--- Data for analysis Enclosed Below ---

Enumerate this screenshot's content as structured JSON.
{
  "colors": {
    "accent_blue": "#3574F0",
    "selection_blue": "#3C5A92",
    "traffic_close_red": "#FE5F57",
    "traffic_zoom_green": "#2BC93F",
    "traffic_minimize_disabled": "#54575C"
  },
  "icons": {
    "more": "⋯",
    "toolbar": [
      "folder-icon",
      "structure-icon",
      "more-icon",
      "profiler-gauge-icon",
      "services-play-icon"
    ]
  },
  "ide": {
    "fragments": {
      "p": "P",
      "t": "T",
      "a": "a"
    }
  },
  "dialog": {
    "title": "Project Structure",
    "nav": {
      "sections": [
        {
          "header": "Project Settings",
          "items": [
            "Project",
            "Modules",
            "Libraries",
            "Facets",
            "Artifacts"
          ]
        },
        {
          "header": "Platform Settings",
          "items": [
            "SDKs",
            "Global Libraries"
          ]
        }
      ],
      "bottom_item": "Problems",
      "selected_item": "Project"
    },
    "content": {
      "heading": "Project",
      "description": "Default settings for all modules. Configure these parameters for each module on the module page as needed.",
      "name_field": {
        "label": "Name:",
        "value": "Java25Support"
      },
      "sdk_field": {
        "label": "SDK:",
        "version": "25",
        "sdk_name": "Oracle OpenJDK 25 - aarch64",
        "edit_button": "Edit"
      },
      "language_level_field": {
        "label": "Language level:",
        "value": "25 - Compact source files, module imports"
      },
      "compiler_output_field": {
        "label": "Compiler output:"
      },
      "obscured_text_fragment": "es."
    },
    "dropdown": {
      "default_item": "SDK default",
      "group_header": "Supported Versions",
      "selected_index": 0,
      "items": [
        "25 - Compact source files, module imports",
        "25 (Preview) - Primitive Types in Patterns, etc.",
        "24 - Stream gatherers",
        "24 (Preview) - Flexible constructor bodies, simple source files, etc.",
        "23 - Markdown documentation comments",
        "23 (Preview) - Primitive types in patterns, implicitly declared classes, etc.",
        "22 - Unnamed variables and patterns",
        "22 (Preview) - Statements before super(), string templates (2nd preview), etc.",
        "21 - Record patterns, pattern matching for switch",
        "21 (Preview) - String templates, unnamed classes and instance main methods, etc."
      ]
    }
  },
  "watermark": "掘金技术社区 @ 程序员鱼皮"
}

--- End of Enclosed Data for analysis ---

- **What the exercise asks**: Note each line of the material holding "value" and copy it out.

- **Task answer**:
        "value": "Java25Support"
        "value": "25 - Compact source files, module imports"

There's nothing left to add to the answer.